Description of the task:
After removing every image, reproduce the data exactly as it appears.

Records excerpted from a collection
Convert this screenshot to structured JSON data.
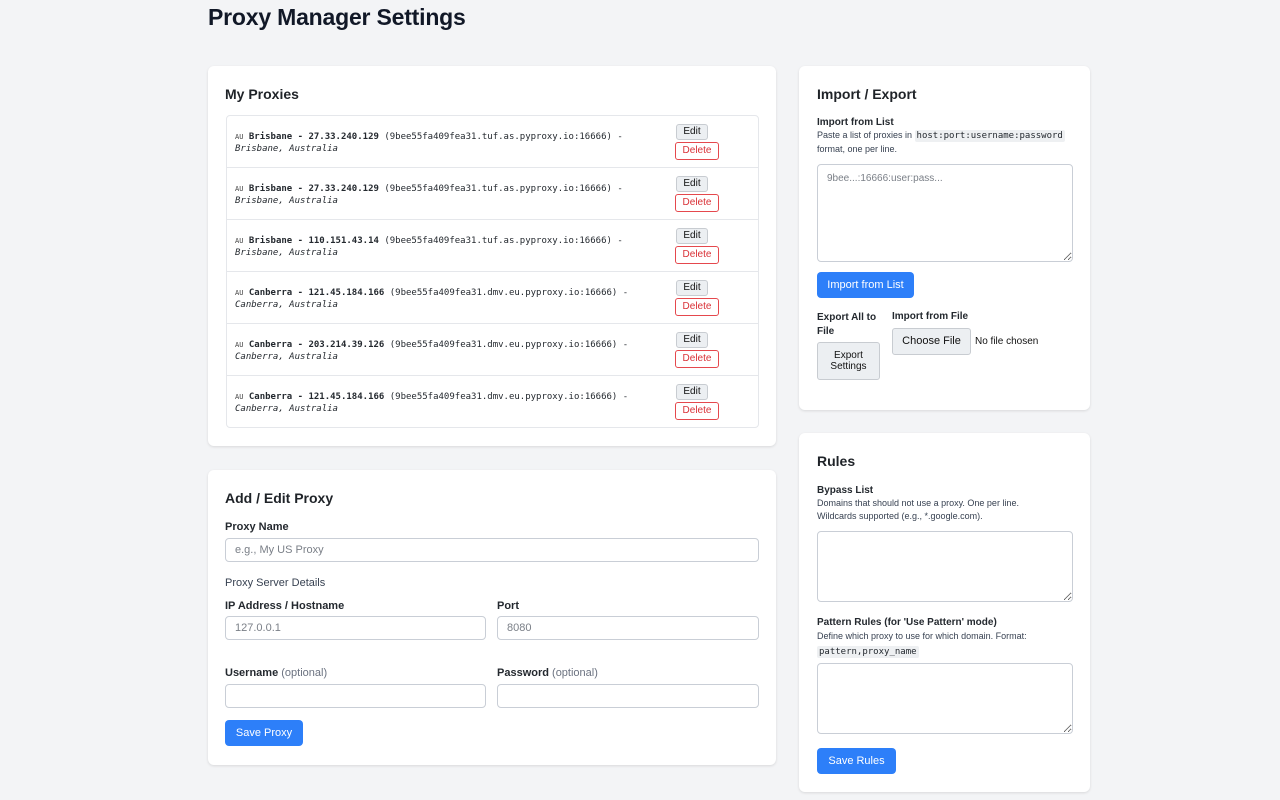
{
  "page": {
    "title": "Proxy Manager Settings"
  },
  "my_proxies": {
    "title": "My Proxies",
    "edit_label": "Edit",
    "delete_label": "Delete",
    "items": [
      {
        "flag": "AU",
        "name": "Brisbane - 27.33.240.129",
        "host": "(9bee55fa409fea31.tuf.as.pyproxy.io:16666)",
        "sep": " - ",
        "location": "Brisbane, Australia"
      },
      {
        "flag": "AU",
        "name": "Brisbane - 27.33.240.129",
        "host": "(9bee55fa409fea31.tuf.as.pyproxy.io:16666)",
        "sep": " - ",
        "location": "Brisbane, Australia"
      },
      {
        "flag": "AU",
        "name": "Brisbane - 110.151.43.14",
        "host": "(9bee55fa409fea31.tuf.as.pyproxy.io:16666)",
        "sep": " - ",
        "location": "Brisbane, Australia"
      },
      {
        "flag": "AU",
        "name": "Canberra - 121.45.184.166",
        "host": "(9bee55fa409fea31.dmv.eu.pyproxy.io:16666)",
        "sep": " - ",
        "location": "Canberra, Australia"
      },
      {
        "flag": "AU",
        "name": "Canberra - 203.214.39.126",
        "host": "(9bee55fa409fea31.dmv.eu.pyproxy.io:16666)",
        "sep": " - ",
        "location": "Canberra, Australia"
      },
      {
        "flag": "AU",
        "name": "Canberra - 121.45.184.166",
        "host": "(9bee55fa409fea31.dmv.eu.pyproxy.io:16666)",
        "sep": " - ",
        "location": "Canberra, Australia"
      }
    ]
  },
  "add_edit": {
    "title": "Add / Edit Proxy",
    "proxy_name_label": "Proxy Name",
    "proxy_name_placeholder": "e.g., My US Proxy",
    "server_details_label": "Proxy Server Details",
    "ip_label": "IP Address / Hostname",
    "ip_placeholder": "127.0.0.1",
    "port_label": "Port",
    "port_placeholder": "8080",
    "username_label": "Username",
    "password_label": "Password",
    "optional_text": "(optional)",
    "save_label": "Save Proxy"
  },
  "import_export": {
    "title": "Import / Export",
    "import_list_label": "Import from List",
    "help_prefix": "Paste a list of proxies in ",
    "help_code": "host:port:username:password",
    "help_suffix": " format, one per line.",
    "textarea_placeholder": "9bee...:16666:user:pass...",
    "import_button": "Import from List",
    "export_label": "Export All to File",
    "export_button": "Export Settings",
    "import_file_label": "Import from File",
    "choose_file_button": "Choose File",
    "no_file_text": "No file chosen"
  },
  "rules": {
    "title": "Rules",
    "bypass_label": "Bypass List",
    "bypass_help": "Domains that should not use a proxy. One per line. Wildcards supported (e.g., *.google.com).",
    "pattern_label": "Pattern Rules (for 'Use Pattern' mode)",
    "pattern_help_prefix": "Define which proxy to use for which domain. Format: ",
    "pattern_help_code": "pattern,proxy_name",
    "save_label": "Save Rules"
  }
}
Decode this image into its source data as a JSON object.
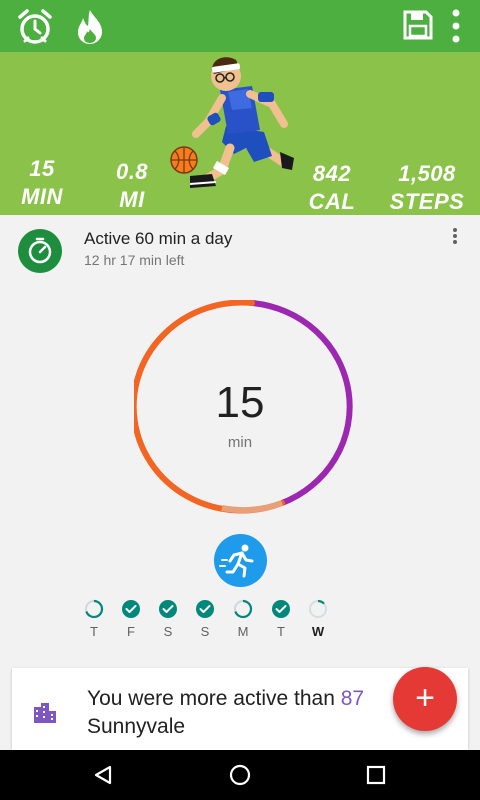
{
  "stats": {
    "minutes": {
      "value": "15",
      "unit": "MIN"
    },
    "miles": {
      "value": "0.8",
      "unit": "MI"
    },
    "calories": {
      "value": "842",
      "unit": "CAL"
    },
    "steps": {
      "value": "1,508",
      "unit": "STEPS"
    }
  },
  "goal": {
    "title": "Active 60 min a day",
    "subtitle": "12 hr 17 min left",
    "progress_value": "15",
    "progress_unit": "min"
  },
  "week": {
    "days": [
      {
        "label": "T",
        "state": "partial",
        "current": false
      },
      {
        "label": "F",
        "state": "done",
        "current": false
      },
      {
        "label": "S",
        "state": "done",
        "current": false
      },
      {
        "label": "S",
        "state": "done",
        "current": false
      },
      {
        "label": "M",
        "state": "partial",
        "current": false
      },
      {
        "label": "T",
        "state": "done",
        "current": false
      },
      {
        "label": "W",
        "state": "empty",
        "current": true
      }
    ]
  },
  "banner": {
    "text_start": "You were more active than ",
    "highlight": "87",
    "line2": "Sunnyvale"
  },
  "fab": {
    "label": "+"
  },
  "colors": {
    "topbar": "#4caf3f",
    "hero": "#8bc34a",
    "ring_orange": "#f26522",
    "ring_purple": "#9c27b0",
    "check_teal": "#00897b",
    "run_blue": "#1e9bea",
    "fab_red": "#e53935"
  }
}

Response to this exercise:
Convert this screenshot to structured JSON data.
{
  "page": {
    "title": "Proxy Manager Settings"
  },
  "my_proxies": {
    "title": "My Proxies",
    "edit_label": "Edit",
    "delete_label": "Delete",
    "items": [
      {
        "flag": "AU",
        "name": "Brisbane - 27.33.240.129",
        "host": "(9bee55fa409fea31.tuf.as.pyproxy.io:16666)",
        "sep": " - ",
        "location": "Brisbane, Australia"
      },
      {
        "flag": "AU",
        "name": "Brisbane - 27.33.240.129",
        "host": "(9bee55fa409fea31.tuf.as.pyproxy.io:16666)",
        "sep": " - ",
        "location": "Brisbane, Australia"
      },
      {
        "flag": "AU",
        "name": "Brisbane - 110.151.43.14",
        "host": "(9bee55fa409fea31.tuf.as.pyproxy.io:16666)",
        "sep": " - ",
        "location": "Brisbane, Australia"
      },
      {
        "flag": "AU",
        "name": "Canberra - 121.45.184.166",
        "host": "(9bee55fa409fea31.dmv.eu.pyproxy.io:16666)",
        "sep": " - ",
        "location": "Canberra, Australia"
      },
      {
        "flag": "AU",
        "name": "Canberra - 203.214.39.126",
        "host": "(9bee55fa409fea31.dmv.eu.pyproxy.io:16666)",
        "sep": " - ",
        "location": "Canberra, Australia"
      },
      {
        "flag": "AU",
        "name": "Canberra - 121.45.184.166",
        "host": "(9bee55fa409fea31.dmv.eu.pyproxy.io:16666)",
        "sep": " - ",
        "location": "Canberra, Australia"
      }
    ]
  },
  "add_edit": {
    "title": "Add / Edit Proxy",
    "proxy_name_label": "Proxy Name",
    "proxy_name_placeholder": "e.g., My US Proxy",
    "server_details_label": "Proxy Server Details",
    "ip_label": "IP Address / Hostname",
    "ip_placeholder": "127.0.0.1",
    "port_label": "Port",
    "port_placeholder": "8080",
    "username_label": "Username",
    "password_label": "Password",
    "optional_text": "(optional)",
    "save_label": "Save Proxy"
  },
  "import_export": {
    "title": "Import / Export",
    "import_list_label": "Import from List",
    "help_prefix": "Paste a list of proxies in ",
    "help_code": "host:port:username:password",
    "help_suffix": " format, one per line.",
    "textarea_placeholder": "9bee...:16666:user:pass...",
    "import_button": "Import from List",
    "export_label": "Export All to File",
    "export_button": "Export Settings",
    "import_file_label": "Import from File",
    "choose_file_button": "Choose File",
    "no_file_text": "No file chosen"
  },
  "rules": {
    "title": "Rules",
    "bypass_label": "Bypass List",
    "bypass_help": "Domains that should not use a proxy. One per line. Wildcards supported (e.g., *.google.com).",
    "pattern_label": "Pattern Rules (for 'Use Pattern' mode)",
    "pattern_help_prefix": "Define which proxy to use for which domain. Format: ",
    "pattern_help_code": "pattern,proxy_name",
    "save_label": "Save Rules"
  }
}
Decode this image into its source data as a JSON object.
{
  "stats": {
    "minutes": {
      "value": "15",
      "unit": "MIN"
    },
    "miles": {
      "value": "0.8",
      "unit": "MI"
    },
    "calories": {
      "value": "842",
      "unit": "CAL"
    },
    "steps": {
      "value": "1,508",
      "unit": "STEPS"
    }
  },
  "goal": {
    "title": "Active 60 min a day",
    "subtitle": "12 hr 17 min left",
    "progress_value": "15",
    "progress_unit": "min"
  },
  "week": {
    "days": [
      {
        "label": "T",
        "state": "partial",
        "current": false
      },
      {
        "label": "F",
        "state": "done",
        "current": false
      },
      {
        "label": "S",
        "state": "done",
        "current": false
      },
      {
        "label": "S",
        "state": "done",
        "current": false
      },
      {
        "label": "M",
        "state": "partial",
        "current": false
      },
      {
        "label": "T",
        "state": "done",
        "current": false
      },
      {
        "label": "W",
        "state": "empty",
        "current": true
      }
    ]
  },
  "banner": {
    "text_start": "You were more active than ",
    "highlight": "87",
    "line2": "Sunnyvale"
  },
  "fab": {
    "label": "+"
  },
  "colors": {
    "topbar": "#4caf3f",
    "hero": "#8bc34a",
    "ring_orange": "#f26522",
    "ring_purple": "#9c27b0",
    "check_teal": "#00897b",
    "run_blue": "#1e9bea",
    "fab_red": "#e53935"
  }
}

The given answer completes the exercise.